# WHAT NEEDS TO BE DONE
Only lines containing the string "content" belong in the answer; find them in the records and copy them.

--- PROVIDED RECORDS Enclosed Below ---

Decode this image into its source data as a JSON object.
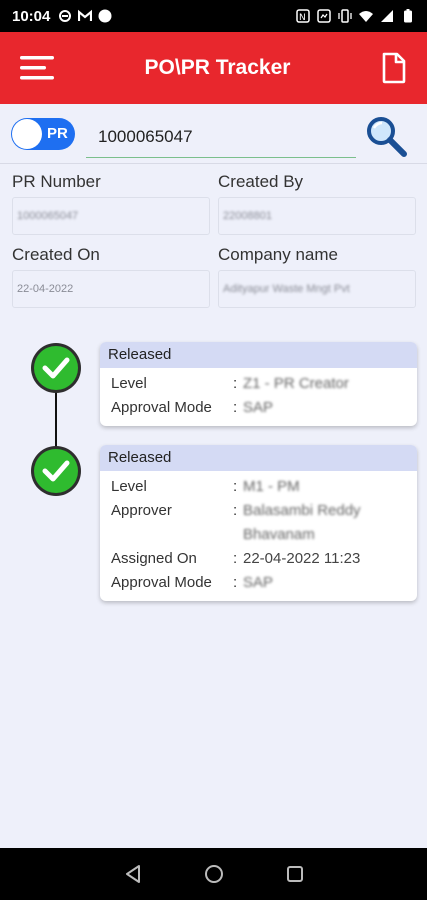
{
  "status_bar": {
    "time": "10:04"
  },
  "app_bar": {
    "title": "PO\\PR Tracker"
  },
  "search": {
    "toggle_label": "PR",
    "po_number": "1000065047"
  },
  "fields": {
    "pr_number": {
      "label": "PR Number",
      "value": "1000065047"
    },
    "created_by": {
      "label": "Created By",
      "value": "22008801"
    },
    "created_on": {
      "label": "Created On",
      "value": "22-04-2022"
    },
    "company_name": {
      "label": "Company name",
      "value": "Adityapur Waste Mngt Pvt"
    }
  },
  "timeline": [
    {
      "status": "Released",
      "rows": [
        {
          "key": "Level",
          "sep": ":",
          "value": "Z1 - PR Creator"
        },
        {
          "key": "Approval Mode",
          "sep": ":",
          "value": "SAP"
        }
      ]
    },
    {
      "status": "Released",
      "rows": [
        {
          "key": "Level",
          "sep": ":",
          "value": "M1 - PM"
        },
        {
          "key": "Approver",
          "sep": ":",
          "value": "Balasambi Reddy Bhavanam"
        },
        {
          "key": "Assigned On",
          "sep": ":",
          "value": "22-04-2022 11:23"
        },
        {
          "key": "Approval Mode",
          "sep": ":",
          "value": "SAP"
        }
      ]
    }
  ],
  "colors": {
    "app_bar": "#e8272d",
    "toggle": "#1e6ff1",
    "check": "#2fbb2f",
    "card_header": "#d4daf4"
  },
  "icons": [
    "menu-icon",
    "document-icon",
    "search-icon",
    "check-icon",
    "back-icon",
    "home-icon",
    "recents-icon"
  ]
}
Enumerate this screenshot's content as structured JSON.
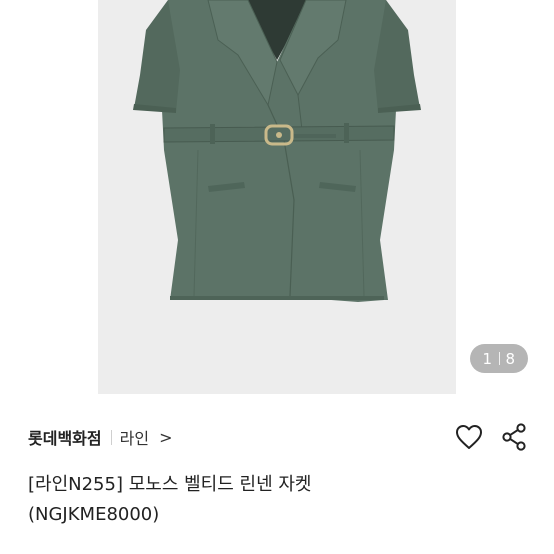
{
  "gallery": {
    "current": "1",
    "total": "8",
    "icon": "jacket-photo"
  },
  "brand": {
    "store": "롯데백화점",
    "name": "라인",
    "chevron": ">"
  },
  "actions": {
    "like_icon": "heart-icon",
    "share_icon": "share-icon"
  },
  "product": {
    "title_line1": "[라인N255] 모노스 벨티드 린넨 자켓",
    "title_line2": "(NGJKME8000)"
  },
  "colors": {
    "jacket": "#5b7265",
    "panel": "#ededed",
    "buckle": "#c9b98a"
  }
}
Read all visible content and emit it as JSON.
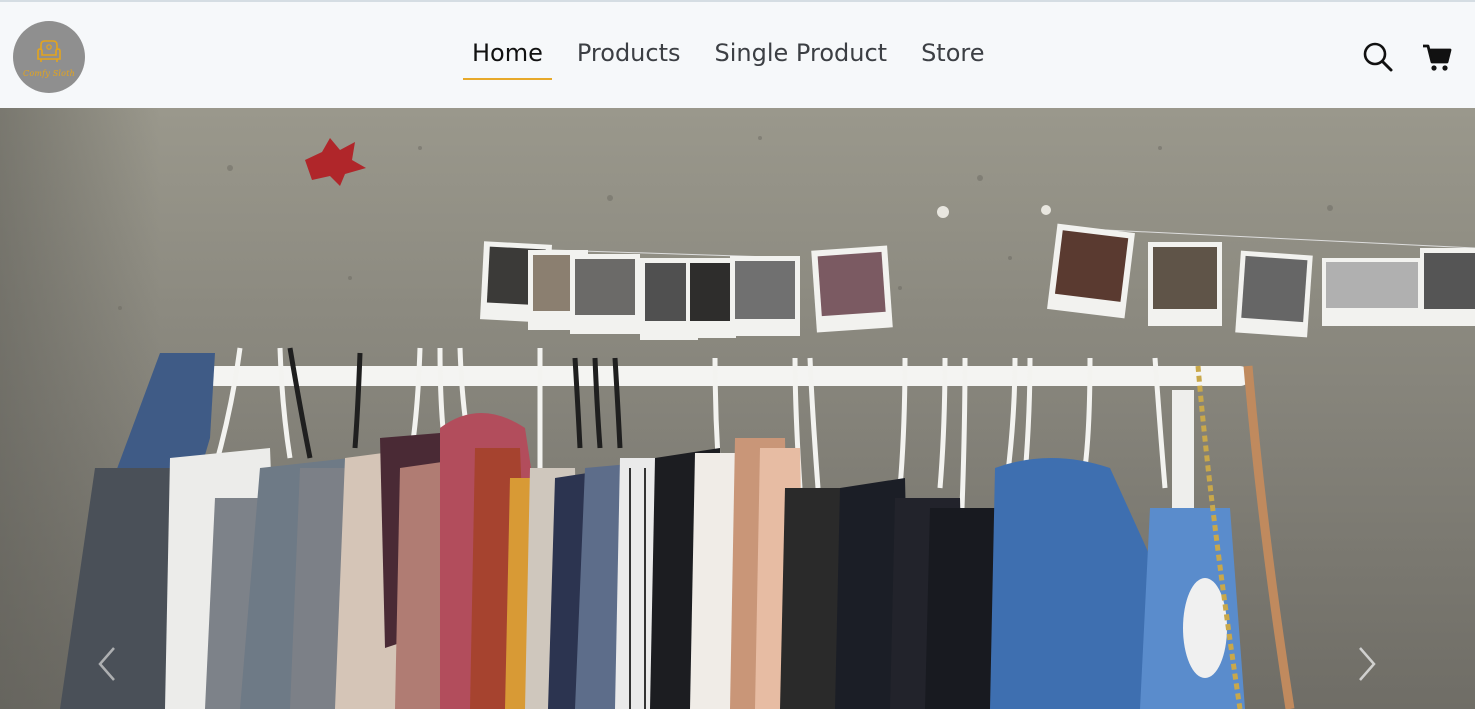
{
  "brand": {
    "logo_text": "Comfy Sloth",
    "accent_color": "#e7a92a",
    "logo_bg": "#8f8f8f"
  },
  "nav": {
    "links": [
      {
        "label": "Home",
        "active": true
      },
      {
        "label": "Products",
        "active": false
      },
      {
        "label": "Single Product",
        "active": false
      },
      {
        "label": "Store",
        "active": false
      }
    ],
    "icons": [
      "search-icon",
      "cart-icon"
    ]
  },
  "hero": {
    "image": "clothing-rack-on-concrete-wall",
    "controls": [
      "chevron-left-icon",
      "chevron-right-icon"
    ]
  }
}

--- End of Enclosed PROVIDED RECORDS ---

# OUTPUT FOR THIS TASK
Enumerate this screenshot's content as structured JSON.
Read all visible content and emit it as JSON.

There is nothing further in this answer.